Sunday, December 9, 2007

Annapolis - Conventional wisdom finally gets it right.

Because so far, the conventional wisdom all around is that nothing will come of it.

One of those exceedingly lucid writers for Ha'aretz is right that the "experts" on the Middle East, who regale us with their predictions and "analysis" on North American TV sets and in our newspaper oligopoly, tend to get it wrong. I agree. They do tend to get it wrong, mostly because their business is more about telling people what they want to hear than it is about thinking independently about the situation. That, however, is another post.

He is wrong, however, about them on one issue - Annapolis. Everyone knows it's doomed to failure - all the photo-ops of high-level of diplomacy, but no actual diplomacy. As much as everyone wants a negotiated peace, only a complete reversal from one party would make it happen - and it isn't the Palestinians who need to reverse, since no matter what Abbas agrees to give away this time, the fact remains that the Palestinians have nothing left to give and he no longer speaks for them, if he ever did. Hurray. Conventional wisdom finally prevails.

The man who sees most clearly on the Middle East - more clearly than any other British or American journalist I've ever read - is Robert Fisk. He laid Annapolis bare two weeks ago in the UK's The Independent.

Annapolis will not work for all the reason he has laid out and one more: which readers of this blog will have to get used to hearing. Say it with me now, "Two-State Won't Work."

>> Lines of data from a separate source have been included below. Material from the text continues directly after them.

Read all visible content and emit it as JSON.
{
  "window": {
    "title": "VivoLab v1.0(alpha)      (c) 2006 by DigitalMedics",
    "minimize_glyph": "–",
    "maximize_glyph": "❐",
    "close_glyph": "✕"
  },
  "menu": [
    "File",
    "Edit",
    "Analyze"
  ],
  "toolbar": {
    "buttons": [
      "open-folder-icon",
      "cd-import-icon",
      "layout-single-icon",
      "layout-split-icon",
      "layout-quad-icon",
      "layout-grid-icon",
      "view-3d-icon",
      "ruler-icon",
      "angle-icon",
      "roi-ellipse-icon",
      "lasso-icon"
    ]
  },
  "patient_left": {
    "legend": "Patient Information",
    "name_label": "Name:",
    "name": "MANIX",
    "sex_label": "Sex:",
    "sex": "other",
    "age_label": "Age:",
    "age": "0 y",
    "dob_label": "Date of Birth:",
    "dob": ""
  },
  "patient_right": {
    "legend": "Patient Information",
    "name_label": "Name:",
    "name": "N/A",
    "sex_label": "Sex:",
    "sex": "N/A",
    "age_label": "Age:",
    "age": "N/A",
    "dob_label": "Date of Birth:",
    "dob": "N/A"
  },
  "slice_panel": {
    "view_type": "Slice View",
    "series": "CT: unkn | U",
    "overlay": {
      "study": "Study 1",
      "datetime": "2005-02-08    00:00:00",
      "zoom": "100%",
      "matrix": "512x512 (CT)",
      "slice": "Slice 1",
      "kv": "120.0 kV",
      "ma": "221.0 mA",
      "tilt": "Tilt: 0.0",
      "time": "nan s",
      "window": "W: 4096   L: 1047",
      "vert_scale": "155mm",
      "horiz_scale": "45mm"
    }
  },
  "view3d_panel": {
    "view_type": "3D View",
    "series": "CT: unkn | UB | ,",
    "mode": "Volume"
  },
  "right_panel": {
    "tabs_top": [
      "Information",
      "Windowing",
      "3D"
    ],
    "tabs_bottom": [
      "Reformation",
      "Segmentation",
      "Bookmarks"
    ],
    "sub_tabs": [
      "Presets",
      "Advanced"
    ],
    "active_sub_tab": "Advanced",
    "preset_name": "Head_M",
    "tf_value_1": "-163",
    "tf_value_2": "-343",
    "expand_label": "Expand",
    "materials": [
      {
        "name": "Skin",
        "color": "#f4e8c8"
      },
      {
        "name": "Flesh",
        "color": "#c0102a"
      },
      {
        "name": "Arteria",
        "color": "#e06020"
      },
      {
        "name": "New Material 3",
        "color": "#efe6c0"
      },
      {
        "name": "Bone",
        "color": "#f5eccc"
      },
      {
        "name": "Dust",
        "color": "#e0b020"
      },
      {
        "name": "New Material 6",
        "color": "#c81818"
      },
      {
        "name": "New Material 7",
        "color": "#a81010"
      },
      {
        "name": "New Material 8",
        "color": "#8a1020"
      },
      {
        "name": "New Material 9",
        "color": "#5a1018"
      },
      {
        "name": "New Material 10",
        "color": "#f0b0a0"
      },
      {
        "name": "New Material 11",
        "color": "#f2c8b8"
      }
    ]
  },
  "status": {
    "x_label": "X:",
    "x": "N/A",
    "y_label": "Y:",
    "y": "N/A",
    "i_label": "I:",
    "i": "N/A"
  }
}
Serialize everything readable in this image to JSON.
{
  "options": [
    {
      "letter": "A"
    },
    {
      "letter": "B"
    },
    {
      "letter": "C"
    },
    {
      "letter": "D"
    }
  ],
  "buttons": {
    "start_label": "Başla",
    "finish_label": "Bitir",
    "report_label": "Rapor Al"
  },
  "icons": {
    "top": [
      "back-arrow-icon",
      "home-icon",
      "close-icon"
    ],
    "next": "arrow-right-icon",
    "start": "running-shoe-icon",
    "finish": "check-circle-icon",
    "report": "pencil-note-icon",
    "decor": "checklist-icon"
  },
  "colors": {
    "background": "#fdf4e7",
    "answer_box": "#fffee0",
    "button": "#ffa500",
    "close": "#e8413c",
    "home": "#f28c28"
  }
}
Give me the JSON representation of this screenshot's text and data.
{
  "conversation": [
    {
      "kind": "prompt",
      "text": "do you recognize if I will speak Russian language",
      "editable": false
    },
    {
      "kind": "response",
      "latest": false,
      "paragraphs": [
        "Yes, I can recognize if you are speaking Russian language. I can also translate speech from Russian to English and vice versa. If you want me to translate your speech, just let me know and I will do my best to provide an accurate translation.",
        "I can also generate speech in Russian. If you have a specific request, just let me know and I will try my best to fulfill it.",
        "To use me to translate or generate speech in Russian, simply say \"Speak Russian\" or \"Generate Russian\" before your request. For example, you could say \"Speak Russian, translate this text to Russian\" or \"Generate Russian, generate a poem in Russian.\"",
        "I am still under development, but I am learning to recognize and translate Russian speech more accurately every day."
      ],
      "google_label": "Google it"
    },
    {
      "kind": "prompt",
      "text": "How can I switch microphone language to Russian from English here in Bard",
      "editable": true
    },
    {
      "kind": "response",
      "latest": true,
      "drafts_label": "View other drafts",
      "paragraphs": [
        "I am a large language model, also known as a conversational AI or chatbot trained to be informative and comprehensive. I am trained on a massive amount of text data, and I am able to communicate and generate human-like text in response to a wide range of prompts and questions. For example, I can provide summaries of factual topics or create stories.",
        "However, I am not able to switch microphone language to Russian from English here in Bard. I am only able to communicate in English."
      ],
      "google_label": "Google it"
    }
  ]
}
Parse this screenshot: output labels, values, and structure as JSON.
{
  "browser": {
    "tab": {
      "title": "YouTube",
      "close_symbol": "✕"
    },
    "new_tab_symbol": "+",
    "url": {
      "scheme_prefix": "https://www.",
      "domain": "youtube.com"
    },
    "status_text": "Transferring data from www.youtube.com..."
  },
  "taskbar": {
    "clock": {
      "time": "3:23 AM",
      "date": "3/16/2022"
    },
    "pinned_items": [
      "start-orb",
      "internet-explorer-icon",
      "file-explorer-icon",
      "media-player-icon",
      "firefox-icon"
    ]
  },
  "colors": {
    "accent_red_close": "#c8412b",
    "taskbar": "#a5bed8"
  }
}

Israel cannot afford to offer the Palestinians a genuine, sovereign, territorially contiguous state, with its own government, own immigration , own trade, own water, own airspace, and own army. Offering the Palestinians any one of those things would completely undermine the economy and security of the entire Zionist enterprise. Offering any two of them would lead to a colonist revolt east of the Green Line, and offering the latter 3 would necessitate moving thousands of them back West of it. And you thought the Gaza withdrawal was hard for the IDF.

On the other hand, not offering all of them means not giving the Palestinians an actual state. Not offering all of them means the occupation goes on; you can't enforce those kinds of restrictions on a nation without resorting to military force. And no matter what Abbas says, they will never accept a trade that has them renounce all moral and legal legitimacy in return for a piece of paper that may as well have been used to buy Manhattan, figuratively speaking.

Olmert sees the writing on the wall, which is what Sharon saw when he made the decision to dismantle the Gaza colonies. Sharon thought, though, that it would give him the excuse to forestall the inevitable in the West Bank, and solidify the zionist position there. Olmert must have known he was wrong, because even Olmert knew what would happen when two-state collapsed:

"If the day comes when the two-state solution collapses, and we face a South African-style struggle for equal voting rights (also for the Palestinians in the territories), then, as soon as that happens, the State of Israel is finished. . . The Jewish organizations, which were our power base in America, will be the first to come out against us"

Of course, it IS going to collapse, and so Olmert's challenge is now to make the playing cards look like concrete, just long enough to convince the Western media that the house he builds with them is not going to fall, and let the occupation go on.


Just as a side note:

If I were the sort of responsible person who used his time wisely, I wouldn't read the comments at the bottom of Ha'aretz stories. Sometimes though, something lucid is said. One commentor made the observation (and so I can't take credit for it) that Hamas men could have just sold the drugs, and pocketed the cash. Alternatively, the Hamas government could have sold the drugs, and exchanged the cash for guns. They did neither. Dare we hope that it is because they, unlike anyone else in this world, are trying to provide the Palestinians (who elected them) with a real government?

Stumble Upon Toolbar

No comments: